- Reappointment of Ben Bernanke as Fed chairman in closest vote ever.
- The Federal government still has a $1 trillion budget deficit. We’ll see if the new, more conservative Congress reins in spending (not too likely). At some point the Federal debt problem will have to be addressed as in Greece.
- States, counties, and cities did not go bankrupt en-mass yet. However some politicians are speaking out on their budget crisis finally. We may see radical change in 2011.
- The Federal government passed sweeping national health care reform. The effects are just starting to be known.
- The Federal government also passed financial reform legislation. The effects aren’t clear yet, but does anyone think radical reform will improve abusive behavior?
- The power of the financial industry over the American economy and the government became more evident.
- The Fed kept the money flowing with Quantitative Easing 2 (QE2). When QE2 ends, will QE3 be required?
- Economies in Europe and even the Euro currency experienced major challenges. There were bailouts in Greece and Ireland, with more on the way for Portugal, Spain, and maybe Italy. Curiously Iceland opted out of the bailout scheme and is recovering faster than expected.
Now let’s review some of my 2010 predictions and grade them.
Most Accurate Predictions from Last Year (2010)
Perhaps unemployment might fall below 10%, but it should remain at or near double digit territory.
Pretty accurate, unemployment for December 2010 came in at 9.7%.
[Interest rates] are at zero and should remain there for 2010. Remember, Japan had zero interest rates for 10+ years. It can happen.
There wasn’t any hint that short term rates would move up from the 0% -0.25% range they’ve been in for awhile now. Honestly this wasn’t difficult to predict so it hardly qualifies as a “most accurate prediction.”
If forced to make a firm prediction, I’d say the best chance of a currency crisis is in the EU, not Asia or North America.
The European Union did have a very large currency crisis in the form of bailouts. The EFSF was formed to backstop unmanagable debt in countries like Ireland, Greece, and eventually Spain and Portugal.
Least Accurate Predictions from Last Year (2010)
The market indices should fall in 2010 and stay within their prior 2 year trading range with a 1/3 chance of retesting the prior lows of March 2009.
The stock market finished up about 12% (S&P 500). There were some swing trades up and down but in general the stock market continued its recovery.
If the economy doesn’t suffer a major meltdown and doesn’t recover either, then gold prices will probably flatten and possible show downward bias.
Gold (and silver) prices didn’t fall in 2010 – they increased instead as investors and hot money flowed into alternatives to risky paper money.
Oil prices remained in the $60 to $80 range for most of the year . I expect more of the same and a downward bias too.
Oil prices finished year 2010 at $90/barrel as the global economy strengthened and GDP grew.
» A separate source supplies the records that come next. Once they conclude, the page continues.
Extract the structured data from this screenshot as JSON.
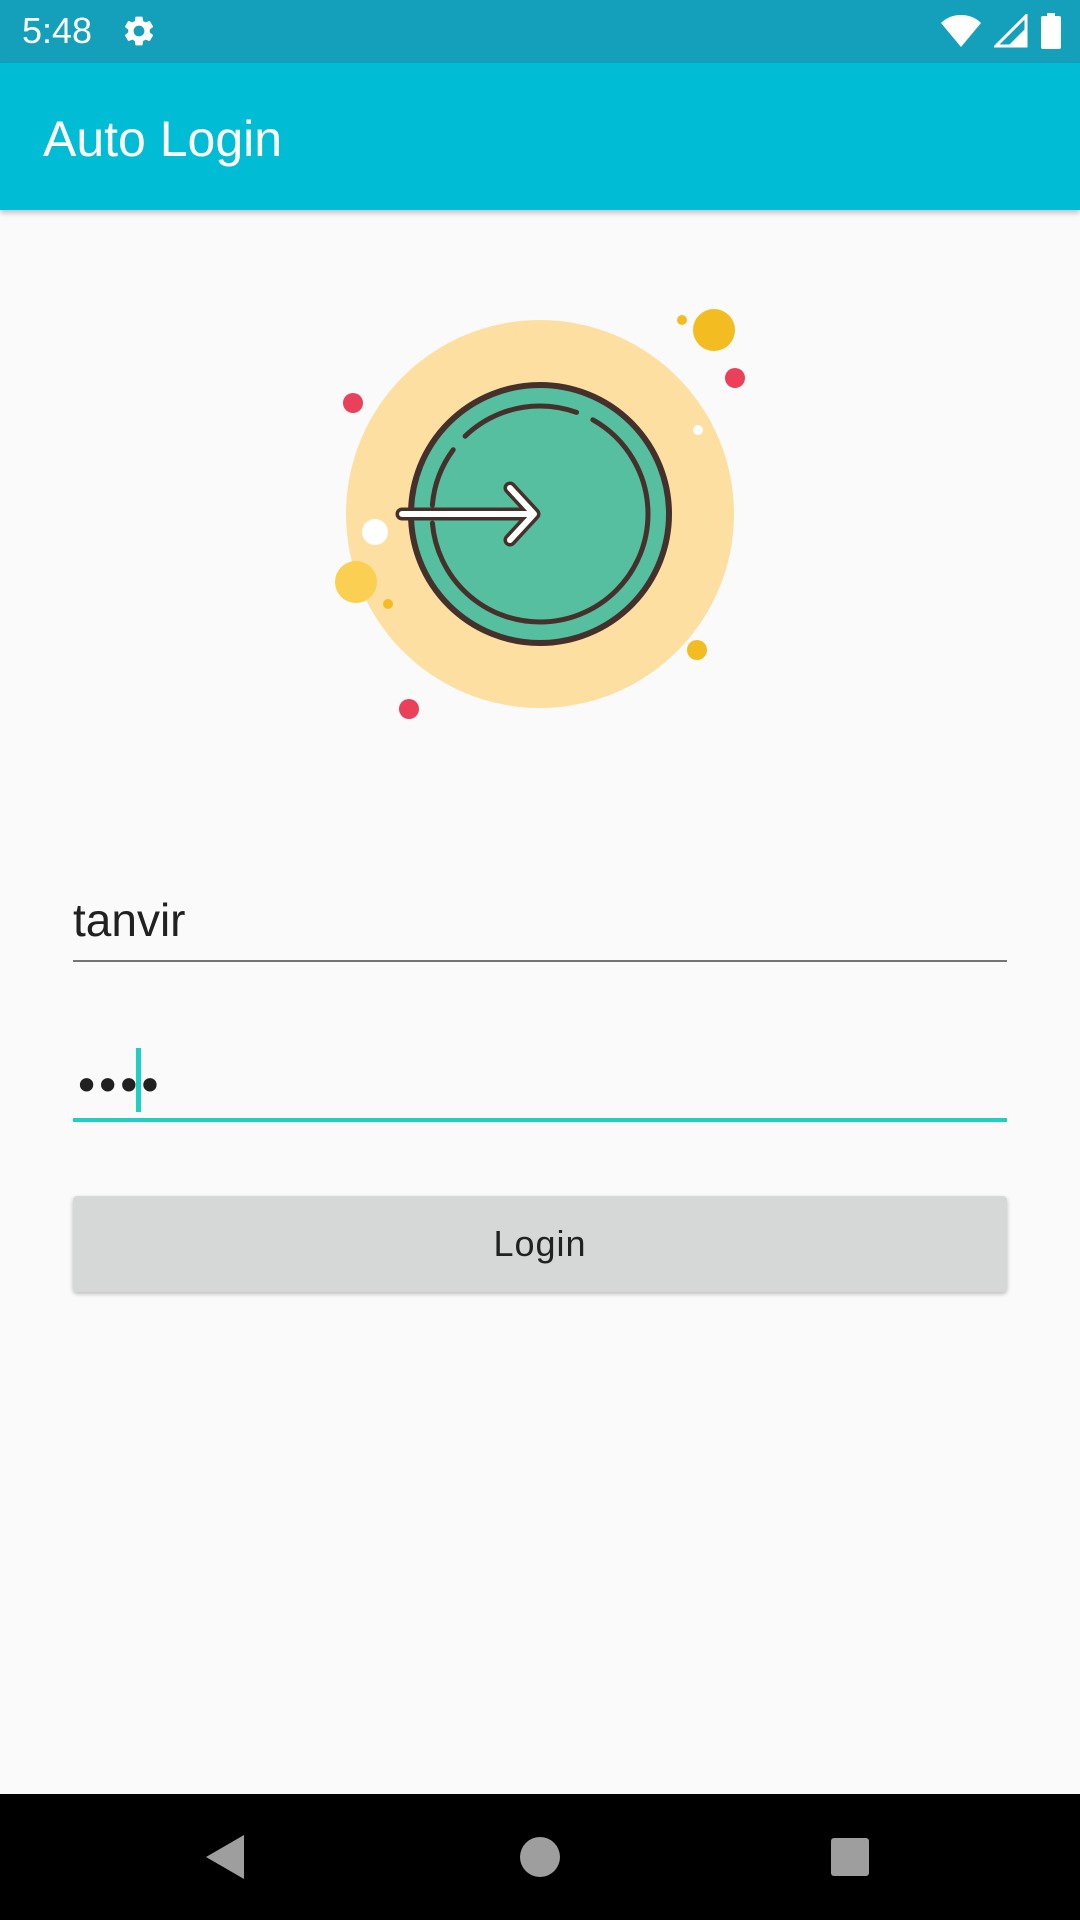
{
  "status_bar": {
    "time": "5:48",
    "icons": [
      "settings-gear-icon",
      "wifi-icon",
      "cellular-signal-icon",
      "battery-icon"
    ]
  },
  "app_bar": {
    "title": "Auto Login",
    "color": "#00bcd4"
  },
  "illustration": {
    "icon": "login-arrow-icon"
  },
  "form": {
    "username": {
      "value": "tanvir"
    },
    "password": {
      "masked_value": "••••",
      "focused": true
    },
    "login_button_label": "Login"
  },
  "nav_bar": {
    "icons": [
      "back-icon",
      "home-icon",
      "recents-icon"
    ]
  },
  "colors": {
    "status_bar": "#14a0bb",
    "accent": "#1ecfc4",
    "button": "#d6d7d7"
  }
}
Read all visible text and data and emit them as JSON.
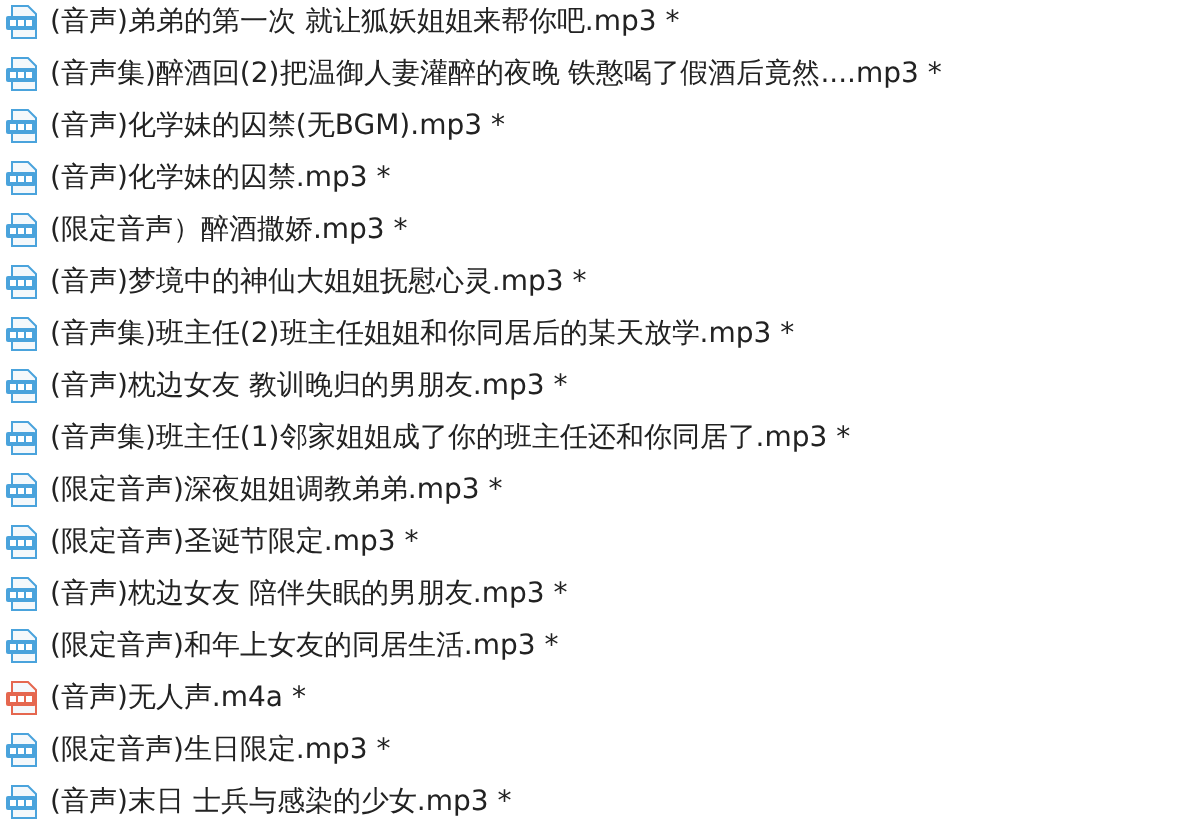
{
  "files": [
    {
      "name": "(音声)弟弟的第一次 就让狐妖姐姐来帮你吧.mp3 *",
      "kind": "mp3"
    },
    {
      "name": "(音声集)醉酒回(2)把温御人妻灌醉的夜晚 铁憨喝了假酒后竟然....mp3 *",
      "kind": "mp3"
    },
    {
      "name": "(音声)化学妹的囚禁(无BGM).mp3 *",
      "kind": "mp3"
    },
    {
      "name": "(音声)化学妹的囚禁.mp3 *",
      "kind": "mp3"
    },
    {
      "name": "(限定音声）醉酒撒娇.mp3 *",
      "kind": "mp3"
    },
    {
      "name": "(音声)梦境中的神仙大姐姐抚慰心灵.mp3 *",
      "kind": "mp3"
    },
    {
      "name": "(音声集)班主任(2)班主任姐姐和你同居后的某天放学.mp3 *",
      "kind": "mp3"
    },
    {
      "name": "(音声)枕边女友 教训晚归的男朋友.mp3 *",
      "kind": "mp3"
    },
    {
      "name": "(音声集)班主任(1)邻家姐姐成了你的班主任还和你同居了.mp3 *",
      "kind": "mp3"
    },
    {
      "name": "(限定音声)深夜姐姐调教弟弟.mp3 *",
      "kind": "mp3"
    },
    {
      "name": "(限定音声)圣诞节限定.mp3 *",
      "kind": "mp3"
    },
    {
      "name": "(音声)枕边女友 陪伴失眠的男朋友.mp3 *",
      "kind": "mp3"
    },
    {
      "name": "(限定音声)和年上女友的同居生活.mp3 *",
      "kind": "mp3"
    },
    {
      "name": "(音声)无人声.m4a *",
      "kind": "m4a"
    },
    {
      "name": "(限定音声)生日限定.mp3 *",
      "kind": "mp3"
    },
    {
      "name": "(音声)末日 士兵与感染的少女.mp3 *",
      "kind": "mp3"
    }
  ]
}
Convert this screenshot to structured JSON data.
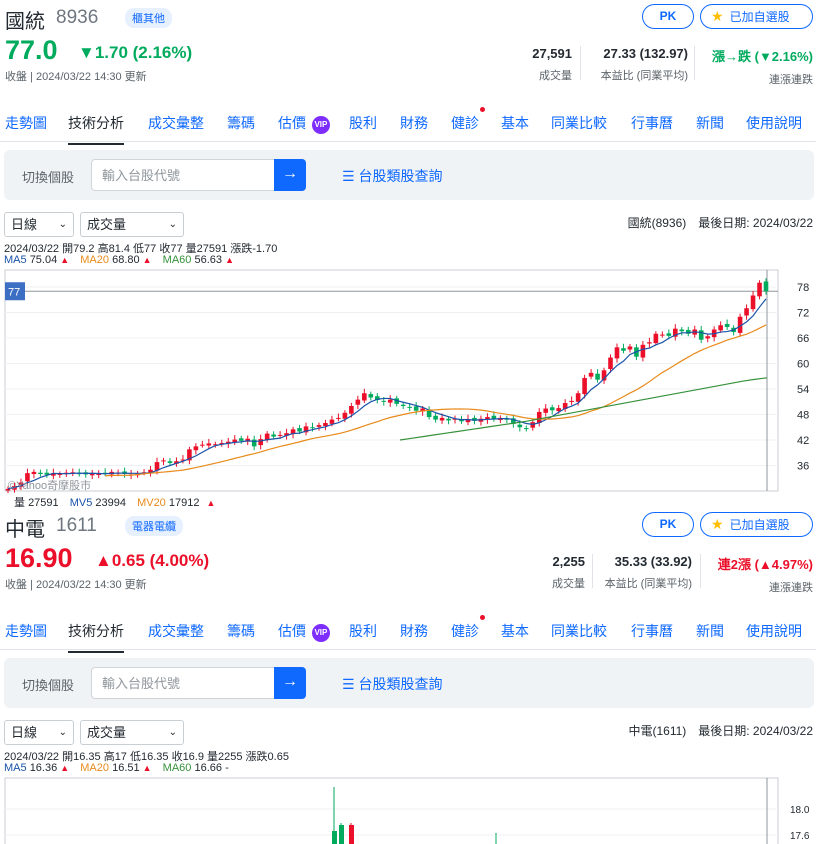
{
  "stocks": [
    {
      "name": "國統",
      "code": "8936",
      "sector": "櫃其他",
      "price": "77.0",
      "change": "▼1.70 (2.16%)",
      "direction": "down",
      "time": "收盤 | 2024/03/22 14:30 更新",
      "pk_label": "PK",
      "fav_label": "已加自選股",
      "volume": "27,591",
      "volume_label": "成交量",
      "pe": "27.33 (132.97)",
      "pe_label": "本益比 (同業平均)",
      "streak": "漲→跌 (▼2.16%)",
      "streak_label": "連漲連跌",
      "tabs": [
        "走勢圖",
        "技術分析",
        "成交彙整",
        "籌碼",
        "估價",
        "股利",
        "財務",
        "健診",
        "基本",
        "同業比較",
        "行事曆",
        "新聞",
        "使用說明"
      ],
      "vip_label": "VIP",
      "search": {
        "label": "切換個股",
        "placeholder": "輸入台股代號",
        "go": "→",
        "category": "☰ 台股類股查詢"
      },
      "period_select": "日線",
      "indicator_select": "成交量",
      "right_info": "國統(8936)　最後日期: 2024/03/22",
      "ohlc": "2024/03/22 開79.2 高81.4 低77 收77 量27591 漲跌-1.70",
      "ma": {
        "ma5_label": "MA5",
        "ma5": "75.04",
        "ma20_label": "MA20",
        "ma20": "68.80",
        "ma60_label": "MA60",
        "ma60": "56.63",
        "trend": "▲"
      },
      "volume_line": {
        "label": "量",
        "value": "27591",
        "mv5_label": "MV5",
        "mv5": "23994",
        "mv20_label": "MV20",
        "mv20": "17912",
        "trend": "▲"
      },
      "chart_data": {
        "type": "candlestick",
        "current_price_label": "77",
        "y_ticks": [
          "78",
          "72",
          "66",
          "60",
          "54",
          "48",
          "42",
          "36"
        ],
        "ylim": [
          30,
          82
        ],
        "close": [
          30.5,
          31.2,
          32.0,
          34.2,
          34.5,
          34.0,
          33.8,
          34.2,
          34.0,
          34.3,
          34.4,
          34.1,
          33.9,
          34.2,
          34.0,
          34.1,
          34.5,
          34.3,
          34.0,
          33.9,
          34.1,
          34.4,
          35.0,
          36.8,
          37.2,
          36.6,
          37.0,
          37.4,
          39.8,
          40.5,
          40.9,
          41.2,
          41.0,
          41.3,
          41.6,
          42.1,
          41.8,
          42.3,
          40.5,
          42.2,
          43.5,
          42.8,
          43.2,
          43.6,
          44.5,
          44.0,
          45.2,
          44.8,
          45.5,
          46.0,
          46.8,
          47.2,
          48.4,
          50.0,
          51.5,
          53.0,
          52.0,
          51.4,
          51.0,
          51.5,
          50.5,
          50.0,
          49.6,
          48.9,
          49.4,
          47.4,
          46.8,
          47.2,
          46.6,
          47.0,
          46.4,
          46.9,
          46.5,
          47.0,
          47.4,
          46.9,
          47.2,
          46.8,
          45.8,
          45.0,
          44.6,
          46.2,
          48.6,
          49.4,
          49.0,
          49.5,
          50.7,
          51.2,
          53.0,
          56.6,
          57.8,
          56.2,
          58.4,
          61.4,
          63.8,
          63.0,
          64.0,
          61.6,
          64.4,
          65.0,
          67.0,
          66.8,
          66.5,
          68.2,
          67.6,
          67.0,
          68.0,
          65.6,
          66.4,
          68.0,
          69.0,
          68.6,
          67.4,
          71.0,
          73.0,
          76.0,
          79.0,
          77.0
        ],
        "ma60": [
          42.0,
          42.4,
          42.8,
          43.2,
          43.6,
          44.0,
          44.4,
          44.8,
          45.2,
          45.6,
          46.0,
          46.4,
          46.9,
          47.4,
          47.9,
          48.4,
          48.9,
          49.4,
          49.9,
          50.4,
          50.9,
          51.4,
          51.9,
          52.4,
          52.9,
          53.4,
          53.9,
          54.4,
          54.9,
          55.4,
          55.9,
          56.3,
          56.63
        ]
      }
    },
    {
      "name": "中電",
      "code": "1611",
      "sector": "電器電纜",
      "price": "16.90",
      "change": "▲0.65 (4.00%)",
      "direction": "up",
      "time": "收盤 | 2024/03/22 14:30 更新",
      "pk_label": "PK",
      "fav_label": "已加自選股",
      "volume": "2,255",
      "volume_label": "成交量",
      "pe": "35.33 (33.92)",
      "pe_label": "本益比 (同業平均)",
      "streak": "連2漲 (▲4.97%)",
      "streak_label": "連漲連跌",
      "tabs": [
        "走勢圖",
        "技術分析",
        "成交彙整",
        "籌碼",
        "估價",
        "股利",
        "財務",
        "健診",
        "基本",
        "同業比較",
        "行事曆",
        "新聞",
        "使用說明"
      ],
      "vip_label": "VIP",
      "search": {
        "label": "切換個股",
        "placeholder": "輸入台股代號",
        "go": "→",
        "category": "☰ 台股類股查詢"
      },
      "period_select": "日線",
      "indicator_select": "成交量",
      "right_info": "中電(1611)　最後日期: 2024/03/22",
      "ohlc": "2024/03/22 開16.35 高17 低16.35 收16.9 量2255 漲跌0.65",
      "ma": {
        "ma5_label": "MA5",
        "ma5": "16.36",
        "ma20_label": "MA20",
        "ma20": "16.51",
        "ma60_label": "MA60",
        "ma60": "16.66",
        "trend": "▲",
        "ma60_trend": "-"
      },
      "chart_data": {
        "type": "candlestick",
        "y_ticks": [
          "18.0",
          "17.6"
        ]
      }
    }
  ],
  "watermark": "©Yahoo奇摩股市"
}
I expected slower growth, which would have likely kept oil prices lower.